Mirada y percepción: siempre en relación a la tecnología.
“If Flaherty and Nanook were able to tell the difficult story of the struggle of man against a thriftless but beneficial nature, it was because there was a third party with them. This small, temperamental, but faithful machine, with an infallible visual memory, let Nanook see his own images in proportion to their birth. It is this camera that Luc de Heusch so perfectly called the “participatory camera.”” Jean Rouch
“Cinema-verite is a new type of art; the art of life itself. The cine-eye includes: all shooting techniques, all moving pictures, all methods-without exception-which will allow us to reach the truth-the truth in movement” Dziga Vertov
“You had to be crazy, as some ethnographers apparently were, to take such forbidden tools to the field.” Jean Rouch
“What are these films, and by what weird name shall we distinguish them from other films? Do they actually exist? I still don’t know, but I do know that there are those rare moments when the spectator can suddenly understand an unknown language without the gimmick of subtitles, moments where he can participate in strange ceremonies, move through a village, and cross places he has never seen before but nonetheless recognizes perfectly well. Only the cinema can produce this miracle, but no particular aesthetic gives it the means to do so, and no special technique uniquely provokes it. Neither the learned counterpoint of a cut nor the use of stereophonic cinerama can cause such a wonder. Often this mysterious contact is established in the middle of the most banal film, in the savage mincemeat of a current events newsreel, or in the meanderings of amateur cinema. Perhaps it is the close-up of an African smile, a Mexican winking his eye for the camera, or a European gesture so common that nobody would imagine filming it; things like these force a bewildering view of reality on us. It is as if there were no cameraman, soundman, or light meter there; no longer that mass of technicians and accessories that make up the great ritual of classical cinema.
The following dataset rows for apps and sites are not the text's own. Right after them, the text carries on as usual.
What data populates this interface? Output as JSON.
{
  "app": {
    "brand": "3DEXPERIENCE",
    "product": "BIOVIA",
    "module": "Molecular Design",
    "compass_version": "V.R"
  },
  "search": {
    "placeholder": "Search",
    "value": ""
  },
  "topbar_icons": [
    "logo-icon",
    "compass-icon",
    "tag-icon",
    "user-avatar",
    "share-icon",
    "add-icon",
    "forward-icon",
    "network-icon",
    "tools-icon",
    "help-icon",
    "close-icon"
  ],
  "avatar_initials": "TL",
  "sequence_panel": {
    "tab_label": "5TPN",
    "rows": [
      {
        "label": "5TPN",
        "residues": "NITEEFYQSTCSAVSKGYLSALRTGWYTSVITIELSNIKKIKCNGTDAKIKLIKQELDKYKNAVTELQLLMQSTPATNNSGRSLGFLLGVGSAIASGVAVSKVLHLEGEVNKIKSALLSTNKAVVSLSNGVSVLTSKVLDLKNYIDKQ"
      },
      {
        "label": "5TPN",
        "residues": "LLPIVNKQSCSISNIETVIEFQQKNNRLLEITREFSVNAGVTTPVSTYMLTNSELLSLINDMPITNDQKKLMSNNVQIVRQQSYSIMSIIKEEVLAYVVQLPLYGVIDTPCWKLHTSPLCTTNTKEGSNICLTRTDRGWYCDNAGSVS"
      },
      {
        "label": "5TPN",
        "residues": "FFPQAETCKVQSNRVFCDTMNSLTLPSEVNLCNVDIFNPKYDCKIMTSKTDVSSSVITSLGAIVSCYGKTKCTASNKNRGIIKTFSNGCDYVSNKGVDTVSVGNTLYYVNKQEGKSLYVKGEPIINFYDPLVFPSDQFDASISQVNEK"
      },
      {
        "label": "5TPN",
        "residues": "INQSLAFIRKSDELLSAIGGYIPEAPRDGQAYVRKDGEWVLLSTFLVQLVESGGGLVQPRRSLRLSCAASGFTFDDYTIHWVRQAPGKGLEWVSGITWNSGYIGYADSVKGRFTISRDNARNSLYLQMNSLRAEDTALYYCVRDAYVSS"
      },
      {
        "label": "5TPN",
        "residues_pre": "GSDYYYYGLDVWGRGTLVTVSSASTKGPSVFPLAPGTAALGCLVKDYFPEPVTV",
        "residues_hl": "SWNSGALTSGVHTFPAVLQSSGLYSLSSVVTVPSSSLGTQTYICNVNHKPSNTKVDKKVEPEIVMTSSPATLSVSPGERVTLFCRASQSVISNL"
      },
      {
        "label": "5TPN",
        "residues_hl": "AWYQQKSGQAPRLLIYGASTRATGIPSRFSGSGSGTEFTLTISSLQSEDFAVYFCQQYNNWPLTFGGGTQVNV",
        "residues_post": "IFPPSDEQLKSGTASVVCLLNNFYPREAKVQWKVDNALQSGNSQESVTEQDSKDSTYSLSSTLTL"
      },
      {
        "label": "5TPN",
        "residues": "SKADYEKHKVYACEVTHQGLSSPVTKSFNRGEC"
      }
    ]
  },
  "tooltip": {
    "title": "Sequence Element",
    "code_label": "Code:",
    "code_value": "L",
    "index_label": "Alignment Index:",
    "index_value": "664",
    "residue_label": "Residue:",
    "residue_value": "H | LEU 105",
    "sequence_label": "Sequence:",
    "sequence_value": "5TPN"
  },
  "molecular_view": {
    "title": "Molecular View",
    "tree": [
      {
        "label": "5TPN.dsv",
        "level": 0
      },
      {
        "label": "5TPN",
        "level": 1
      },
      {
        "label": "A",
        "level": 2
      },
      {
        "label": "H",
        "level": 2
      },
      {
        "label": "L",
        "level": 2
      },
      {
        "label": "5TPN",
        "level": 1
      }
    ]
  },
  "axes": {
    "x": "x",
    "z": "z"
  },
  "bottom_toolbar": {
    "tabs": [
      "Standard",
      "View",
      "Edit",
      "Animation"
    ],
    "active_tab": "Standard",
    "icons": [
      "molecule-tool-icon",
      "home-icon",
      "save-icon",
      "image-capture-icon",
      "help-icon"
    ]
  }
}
But today’s filmmakers prefer not to adventure on these dangerous paths. It is only masters, fools, or children who dare push these forbidden buttons.” Jean Rouch
“And tomorrow? … Tomorrow will be the time of completely portable color video, video editing, and instant replay (“instant feedback”). Which is to say, the time of the joint dream of Vertov and Flaherty, of a mechanical cine-eye-ear and of a camera that can so totally participate that it will automatically pass into the hands of those who, until now, have always been in front of the lens. At that point, anthropologists will no longer control the monopoly on observation; their culture and they themselves will be observed and recorded. And it is in that way that ethnographic film will help us to “share” anthropology.” JR
Cinema verité (Francia) – Direct Cinema (EUA) – Free Cinema (UK)
As filmmakers we believe that
No film can be too personal.
The image speaks. Sound amplifies and comments.
Size is irrelevant. Perfection is not an aim.
An attitude means a style. A style means an attitude.
Le Maitres fous (1955)
Chronique d’un eté (1961)
Dead Birds (1963)
Forest of Bliss (1986)
“I don’t think either of us knows what the rules and regulations of ethnographic filmmaking are. Our work fits awkwardly within anthropology, awkwardly within art, and awkwardly within cinema” Verena Pavarel
Fake Fruit Factory (1986)
“All documentary, just by its nature, is going to be inadequate” Ben Rivers